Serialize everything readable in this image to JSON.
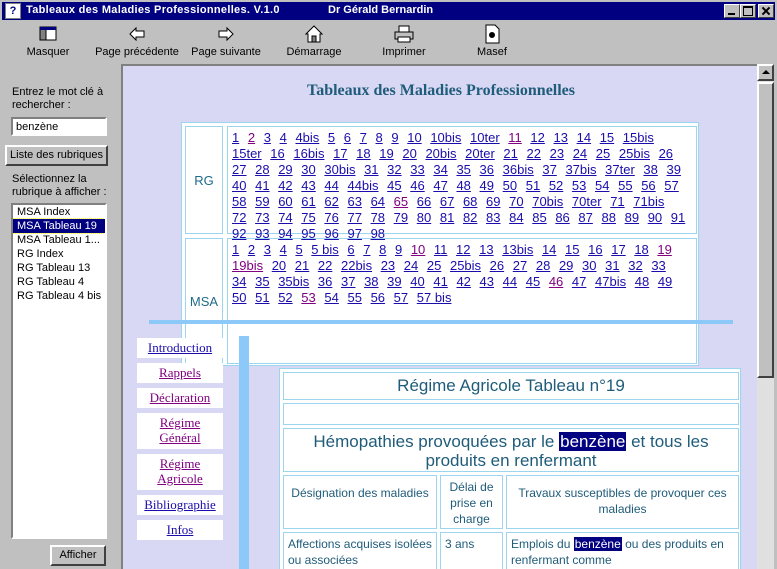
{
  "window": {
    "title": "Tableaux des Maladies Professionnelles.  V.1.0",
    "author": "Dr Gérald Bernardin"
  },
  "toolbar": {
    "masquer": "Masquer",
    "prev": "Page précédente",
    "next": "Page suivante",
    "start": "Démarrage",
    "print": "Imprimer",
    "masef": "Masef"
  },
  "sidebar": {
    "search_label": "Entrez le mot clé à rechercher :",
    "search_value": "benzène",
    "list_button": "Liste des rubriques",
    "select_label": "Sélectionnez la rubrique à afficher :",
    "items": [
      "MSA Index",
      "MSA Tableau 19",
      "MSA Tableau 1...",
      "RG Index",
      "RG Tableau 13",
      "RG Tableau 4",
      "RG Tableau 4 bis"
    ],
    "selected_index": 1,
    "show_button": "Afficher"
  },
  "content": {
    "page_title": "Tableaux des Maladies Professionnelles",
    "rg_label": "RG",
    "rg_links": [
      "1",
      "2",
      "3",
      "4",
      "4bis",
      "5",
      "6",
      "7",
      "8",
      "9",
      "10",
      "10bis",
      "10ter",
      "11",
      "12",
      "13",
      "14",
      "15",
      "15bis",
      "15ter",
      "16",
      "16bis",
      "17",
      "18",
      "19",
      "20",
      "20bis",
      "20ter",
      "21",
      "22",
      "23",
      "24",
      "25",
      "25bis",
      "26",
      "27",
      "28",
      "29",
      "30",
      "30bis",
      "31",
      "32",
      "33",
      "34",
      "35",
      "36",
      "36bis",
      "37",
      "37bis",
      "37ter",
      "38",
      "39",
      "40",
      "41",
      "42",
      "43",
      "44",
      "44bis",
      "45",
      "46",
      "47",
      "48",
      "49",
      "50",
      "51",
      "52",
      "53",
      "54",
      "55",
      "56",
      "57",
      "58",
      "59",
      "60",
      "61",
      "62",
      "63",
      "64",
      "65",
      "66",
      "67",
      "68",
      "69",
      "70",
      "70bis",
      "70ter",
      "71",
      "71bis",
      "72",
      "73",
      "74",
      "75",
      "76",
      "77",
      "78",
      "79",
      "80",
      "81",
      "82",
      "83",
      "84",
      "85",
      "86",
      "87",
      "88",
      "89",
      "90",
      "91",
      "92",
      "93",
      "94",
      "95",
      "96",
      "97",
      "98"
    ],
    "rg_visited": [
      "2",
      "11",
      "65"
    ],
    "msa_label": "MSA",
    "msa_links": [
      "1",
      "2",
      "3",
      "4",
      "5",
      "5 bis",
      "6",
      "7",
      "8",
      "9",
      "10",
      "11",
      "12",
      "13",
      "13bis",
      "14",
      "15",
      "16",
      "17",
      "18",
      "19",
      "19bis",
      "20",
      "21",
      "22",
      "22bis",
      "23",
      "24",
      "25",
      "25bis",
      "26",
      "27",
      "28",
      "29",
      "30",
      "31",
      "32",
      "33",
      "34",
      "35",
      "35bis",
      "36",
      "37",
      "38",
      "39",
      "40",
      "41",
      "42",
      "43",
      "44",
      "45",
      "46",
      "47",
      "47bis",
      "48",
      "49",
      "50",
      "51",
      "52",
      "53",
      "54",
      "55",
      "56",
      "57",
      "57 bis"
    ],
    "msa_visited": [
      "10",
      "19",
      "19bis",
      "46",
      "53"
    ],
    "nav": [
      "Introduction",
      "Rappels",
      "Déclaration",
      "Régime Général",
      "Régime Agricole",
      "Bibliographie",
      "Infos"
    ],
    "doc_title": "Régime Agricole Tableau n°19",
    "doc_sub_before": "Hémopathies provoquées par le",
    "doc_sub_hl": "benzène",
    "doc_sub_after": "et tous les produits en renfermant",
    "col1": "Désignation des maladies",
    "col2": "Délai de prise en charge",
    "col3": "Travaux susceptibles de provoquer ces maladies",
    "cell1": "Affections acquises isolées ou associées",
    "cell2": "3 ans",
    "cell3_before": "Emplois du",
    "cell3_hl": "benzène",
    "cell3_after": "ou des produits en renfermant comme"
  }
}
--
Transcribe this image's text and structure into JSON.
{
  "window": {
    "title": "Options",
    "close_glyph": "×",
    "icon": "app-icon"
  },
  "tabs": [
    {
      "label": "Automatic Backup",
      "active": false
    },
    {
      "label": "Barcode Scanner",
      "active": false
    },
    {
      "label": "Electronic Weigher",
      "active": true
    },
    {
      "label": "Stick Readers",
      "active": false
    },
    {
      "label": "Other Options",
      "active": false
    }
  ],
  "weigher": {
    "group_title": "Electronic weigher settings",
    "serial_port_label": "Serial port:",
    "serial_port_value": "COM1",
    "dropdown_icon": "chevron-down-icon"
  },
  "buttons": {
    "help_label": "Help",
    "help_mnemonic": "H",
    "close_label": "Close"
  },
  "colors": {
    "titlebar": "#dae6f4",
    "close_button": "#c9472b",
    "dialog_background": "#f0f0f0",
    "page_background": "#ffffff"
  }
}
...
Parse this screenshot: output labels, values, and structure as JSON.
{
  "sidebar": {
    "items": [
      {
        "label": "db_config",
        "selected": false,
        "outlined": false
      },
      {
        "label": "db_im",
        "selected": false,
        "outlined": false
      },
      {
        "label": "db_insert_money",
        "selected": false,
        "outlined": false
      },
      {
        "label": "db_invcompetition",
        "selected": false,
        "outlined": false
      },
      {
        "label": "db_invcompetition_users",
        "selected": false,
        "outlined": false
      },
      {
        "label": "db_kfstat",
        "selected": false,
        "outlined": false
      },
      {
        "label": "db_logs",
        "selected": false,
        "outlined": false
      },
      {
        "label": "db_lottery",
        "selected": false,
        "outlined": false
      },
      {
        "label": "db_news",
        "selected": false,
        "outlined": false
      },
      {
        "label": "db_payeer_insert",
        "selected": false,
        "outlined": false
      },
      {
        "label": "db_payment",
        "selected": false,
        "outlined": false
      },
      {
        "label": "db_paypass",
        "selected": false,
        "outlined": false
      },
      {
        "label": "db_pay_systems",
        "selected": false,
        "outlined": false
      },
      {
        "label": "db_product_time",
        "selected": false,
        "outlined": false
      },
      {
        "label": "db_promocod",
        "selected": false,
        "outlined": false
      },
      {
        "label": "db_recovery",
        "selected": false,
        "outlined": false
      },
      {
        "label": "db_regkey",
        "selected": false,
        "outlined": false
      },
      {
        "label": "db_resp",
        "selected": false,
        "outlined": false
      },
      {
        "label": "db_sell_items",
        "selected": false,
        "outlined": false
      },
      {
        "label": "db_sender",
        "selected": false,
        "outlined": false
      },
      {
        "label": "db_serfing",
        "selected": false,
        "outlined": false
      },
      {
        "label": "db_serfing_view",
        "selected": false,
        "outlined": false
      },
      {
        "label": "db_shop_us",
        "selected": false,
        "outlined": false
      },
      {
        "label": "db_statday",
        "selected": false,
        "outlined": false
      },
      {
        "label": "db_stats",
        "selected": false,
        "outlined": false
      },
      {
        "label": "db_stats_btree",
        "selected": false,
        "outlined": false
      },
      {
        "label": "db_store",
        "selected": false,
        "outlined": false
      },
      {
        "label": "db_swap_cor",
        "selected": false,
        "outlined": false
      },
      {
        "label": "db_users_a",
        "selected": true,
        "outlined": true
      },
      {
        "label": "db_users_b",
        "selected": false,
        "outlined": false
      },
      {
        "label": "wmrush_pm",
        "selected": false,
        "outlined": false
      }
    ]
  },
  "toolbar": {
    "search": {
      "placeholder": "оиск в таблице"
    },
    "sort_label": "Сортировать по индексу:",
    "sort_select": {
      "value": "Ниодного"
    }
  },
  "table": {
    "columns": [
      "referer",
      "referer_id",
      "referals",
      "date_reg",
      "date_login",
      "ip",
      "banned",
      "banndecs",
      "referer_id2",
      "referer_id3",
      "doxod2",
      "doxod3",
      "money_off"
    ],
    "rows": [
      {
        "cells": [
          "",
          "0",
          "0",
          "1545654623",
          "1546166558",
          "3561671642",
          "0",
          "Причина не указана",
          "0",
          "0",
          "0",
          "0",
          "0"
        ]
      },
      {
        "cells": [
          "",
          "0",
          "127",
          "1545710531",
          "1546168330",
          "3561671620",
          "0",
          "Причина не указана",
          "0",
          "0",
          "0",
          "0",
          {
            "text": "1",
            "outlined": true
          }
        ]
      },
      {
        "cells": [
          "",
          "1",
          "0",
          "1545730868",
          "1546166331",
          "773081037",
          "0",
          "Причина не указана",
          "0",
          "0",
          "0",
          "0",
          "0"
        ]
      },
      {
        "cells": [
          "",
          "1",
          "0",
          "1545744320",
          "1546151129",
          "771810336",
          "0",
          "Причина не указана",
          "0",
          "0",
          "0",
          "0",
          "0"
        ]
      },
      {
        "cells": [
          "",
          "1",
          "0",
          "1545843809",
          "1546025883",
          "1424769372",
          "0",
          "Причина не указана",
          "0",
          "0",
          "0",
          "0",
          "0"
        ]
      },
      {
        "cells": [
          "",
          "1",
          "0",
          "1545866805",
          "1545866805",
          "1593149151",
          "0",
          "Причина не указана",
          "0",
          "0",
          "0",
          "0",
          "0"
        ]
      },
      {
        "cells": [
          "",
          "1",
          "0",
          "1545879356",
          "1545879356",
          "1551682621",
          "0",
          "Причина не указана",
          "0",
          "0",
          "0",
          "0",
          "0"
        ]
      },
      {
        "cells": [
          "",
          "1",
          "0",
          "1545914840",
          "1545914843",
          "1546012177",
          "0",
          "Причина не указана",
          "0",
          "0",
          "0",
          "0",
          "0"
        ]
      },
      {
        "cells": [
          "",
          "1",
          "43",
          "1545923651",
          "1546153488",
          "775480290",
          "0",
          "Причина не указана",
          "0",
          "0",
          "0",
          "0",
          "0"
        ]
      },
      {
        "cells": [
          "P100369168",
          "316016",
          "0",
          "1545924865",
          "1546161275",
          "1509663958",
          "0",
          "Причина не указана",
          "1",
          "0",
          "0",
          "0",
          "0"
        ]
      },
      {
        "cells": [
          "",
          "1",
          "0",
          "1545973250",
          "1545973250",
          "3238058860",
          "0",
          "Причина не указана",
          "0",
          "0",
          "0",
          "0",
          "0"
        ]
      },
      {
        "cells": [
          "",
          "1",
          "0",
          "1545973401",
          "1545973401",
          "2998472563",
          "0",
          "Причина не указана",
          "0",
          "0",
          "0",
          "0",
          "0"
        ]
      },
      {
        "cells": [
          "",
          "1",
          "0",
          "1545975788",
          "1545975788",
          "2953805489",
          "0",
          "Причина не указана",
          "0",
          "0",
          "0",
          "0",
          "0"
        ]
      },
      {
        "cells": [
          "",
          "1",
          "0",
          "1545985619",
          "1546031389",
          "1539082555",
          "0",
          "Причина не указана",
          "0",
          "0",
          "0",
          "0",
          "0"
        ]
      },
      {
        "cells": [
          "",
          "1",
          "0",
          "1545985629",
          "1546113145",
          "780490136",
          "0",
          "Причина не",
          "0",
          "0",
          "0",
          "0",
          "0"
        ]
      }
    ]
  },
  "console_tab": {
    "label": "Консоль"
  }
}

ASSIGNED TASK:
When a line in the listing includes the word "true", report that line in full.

FINISHED TASK:
      "active": true
        "selected": true,
        "outlined": true
            "outlined": true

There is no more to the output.